If you want culture, just visit the cultural triangle. Made up of Dambulla, Anuradhapura and Polonnaruwa, the triangle exhibits a wealth of Sri Lankan history. Hire a guide and they’ll take you around endless temples, museums and caves. If you ask nicely, they may even take you to Sigiriya so that you can climb up to the fortress.
Dambulla – Visit Dambulla’s sacred temple – the Golden Temple – consists of 5 separate caves housing Buddhist statues and many paintings both religious and secular.
Anuradhapura – Visit the site of the oldest know tree in the world, The sacred Bodhi Tree “Sri Maha Bodhi” – a cutting of the tree in India where the Buddha achieved enlightenment.
Polonnaruwa – Get a lesson in history by visiting another part of the cultural triangle.
Sigiriya – Get your climbing boots on and scale Lion Rock where the remains of a 5th Century fortress palace sits 600ft above the surrounding countryside. The views from the top are truly stunning!
Events wise, its definitely worth travelling to Kandi in order to see a performance by some of the Kandi dancers. If you like a challenge try climbing the 5000 steps of Adams Peak. Start your ascent at 2am and arrive at the top in time for sunrise. I would also recommend a trip to the Pinnawala elephant sanctuary. Watching bath time is pretty special.
6. What is your favourite thing about travelling this country? What is your least favourite thing?
Man these are tough questions. My favourite would probably be that for an area so small, Sri Lanka had so many different things to offer. I’m not a fan of mega long journies, so to have so many places of interest so close to one another was a major plus for me.
Least favourite, probably the free for all state of mind that exists when queing for tickets or getting a bus. I think that just took me by suprise at first. I’m an English gent dont you know, we queue and let women and children on/off transport first.
7. What things do you focus on most when you blog about this country? Why do you choose these things?

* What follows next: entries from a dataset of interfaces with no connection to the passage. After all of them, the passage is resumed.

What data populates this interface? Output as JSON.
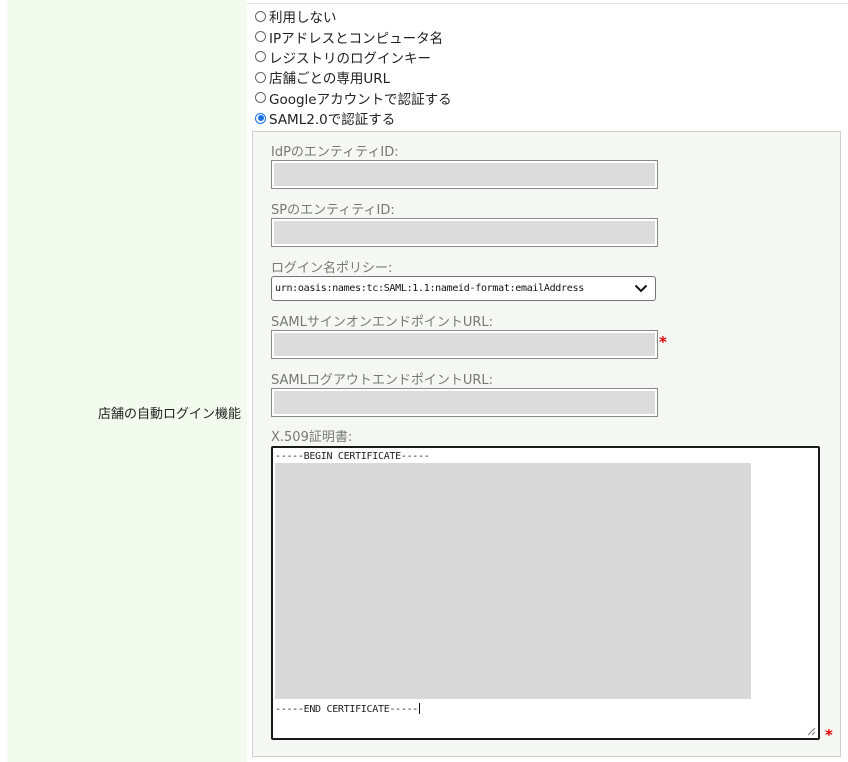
{
  "row_label": "店舗の自動ログイン機能",
  "login_options": [
    {
      "label": "利用しない",
      "checked": false
    },
    {
      "label": "IPアドレスとコンピュータ名",
      "checked": false
    },
    {
      "label": "レジストリのログインキー",
      "checked": false
    },
    {
      "label": "店舗ごとの専用URL",
      "checked": false
    },
    {
      "label": "Googleアカウントで認証する",
      "checked": false
    },
    {
      "label": "SAML2.0で認証する",
      "checked": true
    }
  ],
  "saml": {
    "idp_entity_id": {
      "label": "IdPのエンティティID:",
      "value": ""
    },
    "sp_entity_id": {
      "label": "SPのエンティティID:",
      "value": ""
    },
    "login_name_policy": {
      "label": "ログイン名ポリシー:",
      "selected": "urn:oasis:names:tc:SAML:1.1:nameid-format:emailAddress"
    },
    "signon_url": {
      "label": "SAMLサインオンエンドポイントURL:",
      "value": "",
      "required_mark": "*"
    },
    "logout_url": {
      "label": "SAMLログアウトエンドポイントURL:",
      "value": ""
    },
    "certificate": {
      "label": "X.509証明書:",
      "begin": "-----BEGIN CERTIFICATE-----",
      "end": "-----END CERTIFICATE-----",
      "required_mark": "*"
    }
  },
  "colors": {
    "label_column_bg": "#f2fbee",
    "panel_bg": "#f4f7f4",
    "redacted_fill": "#dcdcdc",
    "radio_selected": "#1a73e8",
    "required": "#e00000"
  },
  "icons": {
    "select_arrow": "chevron-down-icon",
    "textarea_resize": "resize-grip-icon"
  }
}
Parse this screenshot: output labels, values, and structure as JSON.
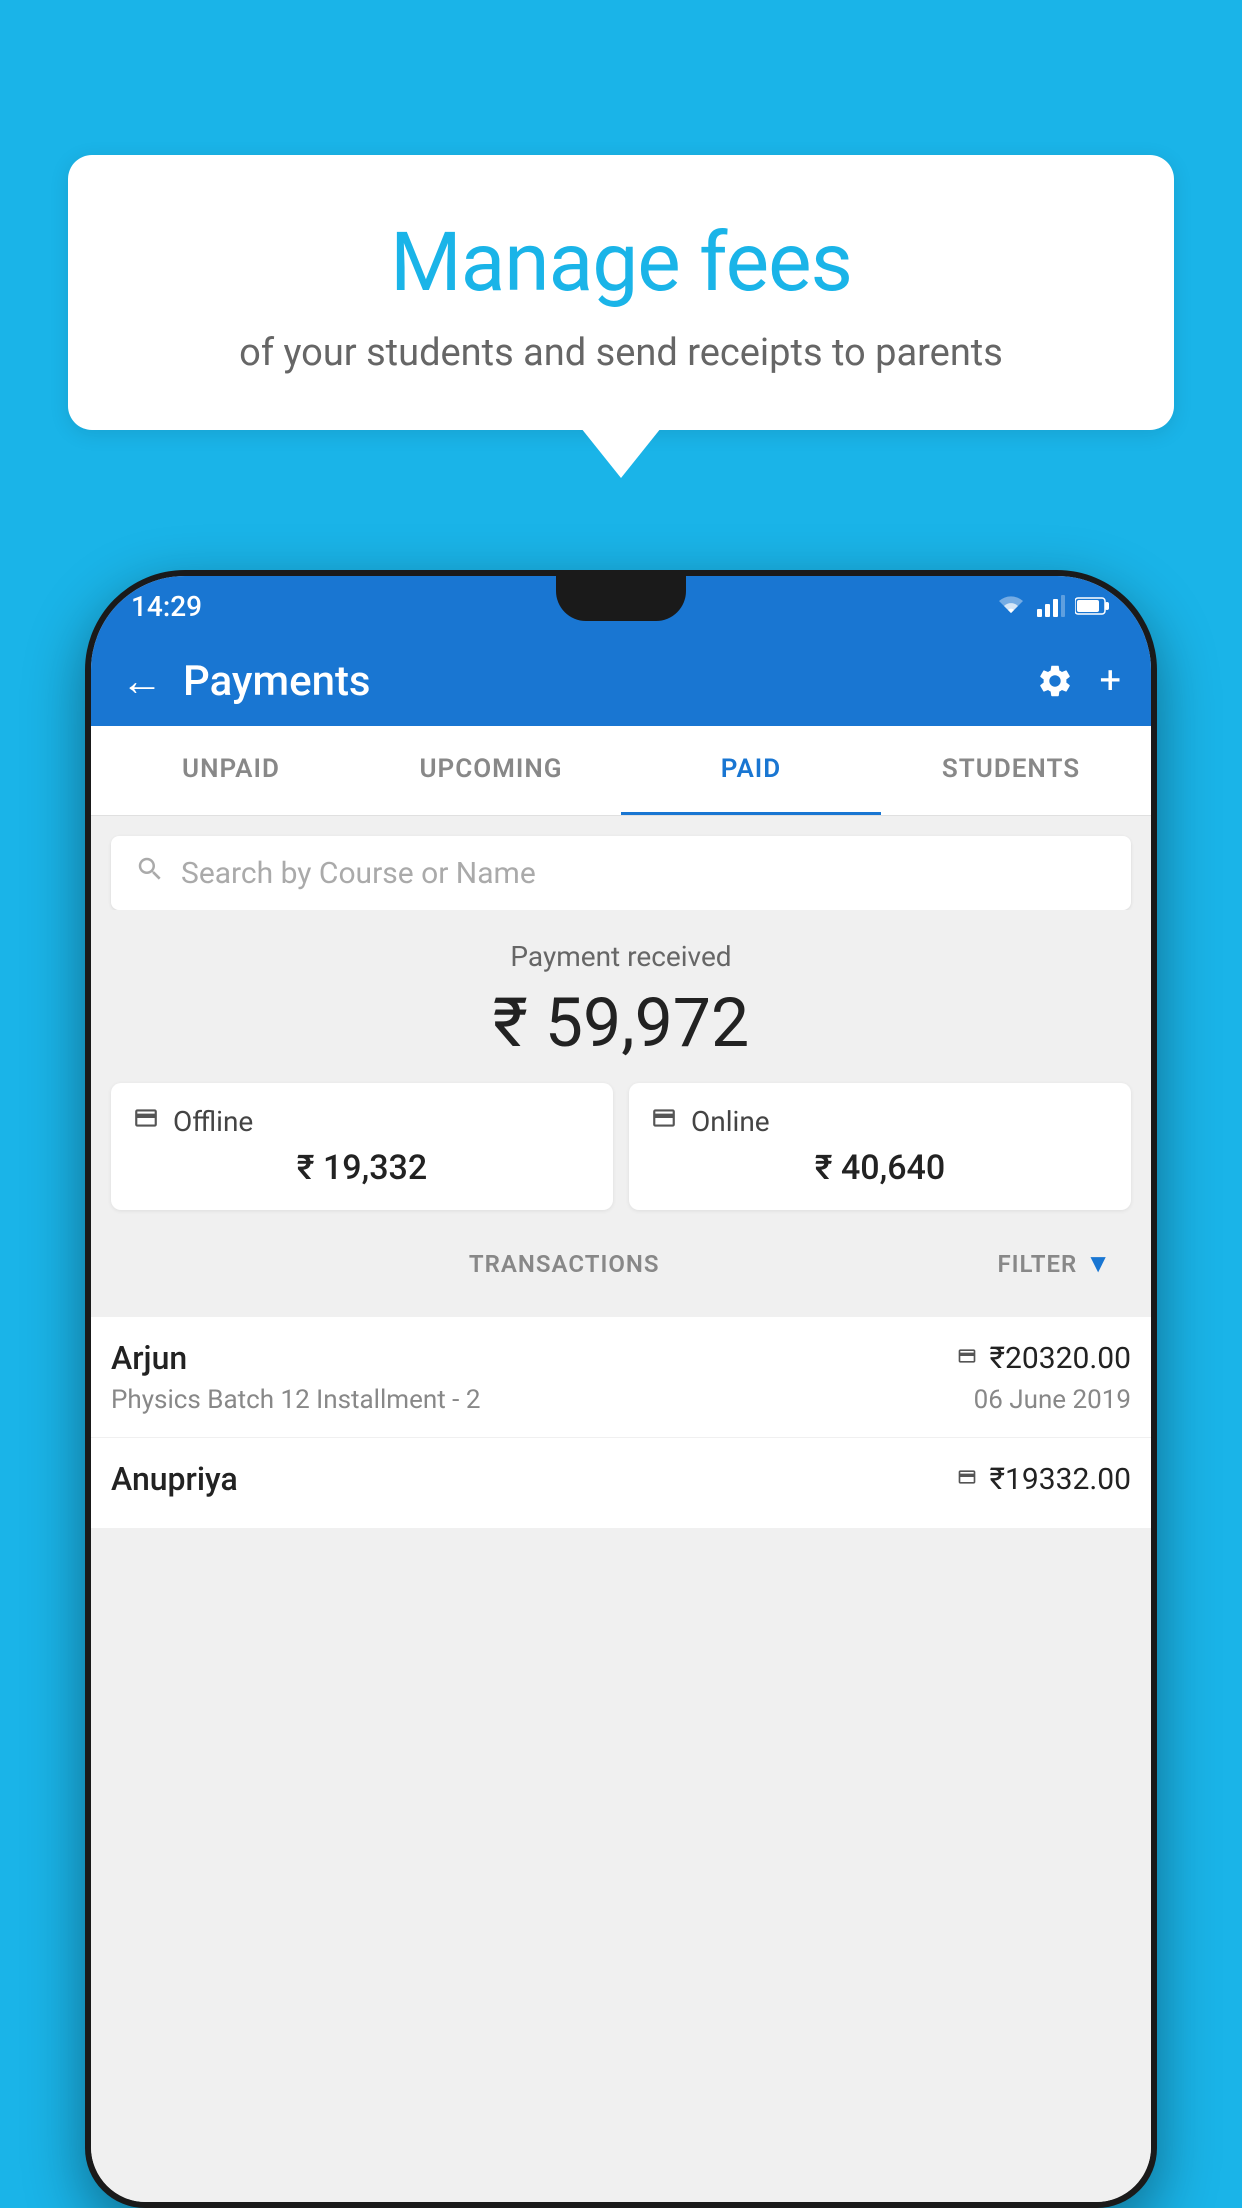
{
  "bubble": {
    "title": "Manage fees",
    "subtitle": "of your students and send receipts to parents"
  },
  "statusBar": {
    "time": "14:29",
    "icons": [
      "wifi",
      "signal",
      "battery"
    ]
  },
  "appBar": {
    "title": "Payments",
    "backLabel": "←",
    "settingsLabel": "⚙",
    "addLabel": "+"
  },
  "tabs": [
    {
      "label": "UNPAID",
      "active": false
    },
    {
      "label": "UPCOMING",
      "active": false
    },
    {
      "label": "PAID",
      "active": true
    },
    {
      "label": "STUDENTS",
      "active": false
    }
  ],
  "search": {
    "placeholder": "Search by Course or Name"
  },
  "paymentSummary": {
    "label": "Payment received",
    "amount": "₹ 59,972",
    "offline": {
      "label": "Offline",
      "amount": "₹ 19,332"
    },
    "online": {
      "label": "Online",
      "amount": "₹ 40,640"
    }
  },
  "transactions": {
    "sectionLabel": "TRANSACTIONS",
    "filterLabel": "FILTER",
    "items": [
      {
        "name": "Arjun",
        "description": "Physics Batch 12 Installment - 2",
        "amount": "₹20320.00",
        "date": "06 June 2019",
        "type": "online"
      },
      {
        "name": "Anupriya",
        "description": "",
        "amount": "₹19332.00",
        "date": "",
        "type": "offline"
      }
    ]
  }
}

Although I have written about my weekend travels within Sri Lanka, most of my blogs and guest posts on other sites have concentrated on my volunteer project. It obviously took up the majority of my time in Sri Lanka, and I loved that project and working at the school in Ja Ela. I dont think I’d be getting up at 5am for any other job. I met some amazing people through working at the school and even got involved in other clubs because of the people I met. The kids even taught me a bit of the local lingo, they were great. Before I set off I thought the teaching would be really difficult, especially considering the language barrier, but once I got involved everything just seemed to fall into place.
8. What’s one thing you can’t travel around Sri Lanka without?
Malaria tablets and mozzy spray might be an idea, and you’d be foolish not to take sun cream. Personally I would say my camera, but I appreciate that some people see taking loads of pictures as detracting from ‘the moment’ so that might not be everyones choice.
9. If you could have lived anywhere else in the country where would it be and why?
Probably either in Colombo if I was working, but if I was a beach bum i’d head straight for Hikkaduwa. Hikkaduwa is one of the bigger beach areas on the south coast and hoasts some mega backpacker parties. It also has some great shops, bars and waves. It has so much yet still retained its laid back sleepy beach town vibe. Maybe its changed a little since my visit, but @girlintheworld (we met on this volunteer project i’ve been harping on about) is living there at the moment and I believe she’s more than happy there, living the dream. I’m just waiting for my invite to join her.
10. If you could think of one thing you wished someone had told you before you started travelling in Sri Lanka what would it be?
Just how rough my malaria tablets would make me feel? … In truth, absolutely nothing. I loved the element of surprise and not knowing what the next week would hold. I would not have changed a thing about my time there … as cheesy as that sounds its totally true.
Thanks Neil! A great bunch of tips on where to go in Sri Lanka…
If you’d like to be interviewed by us. Click here.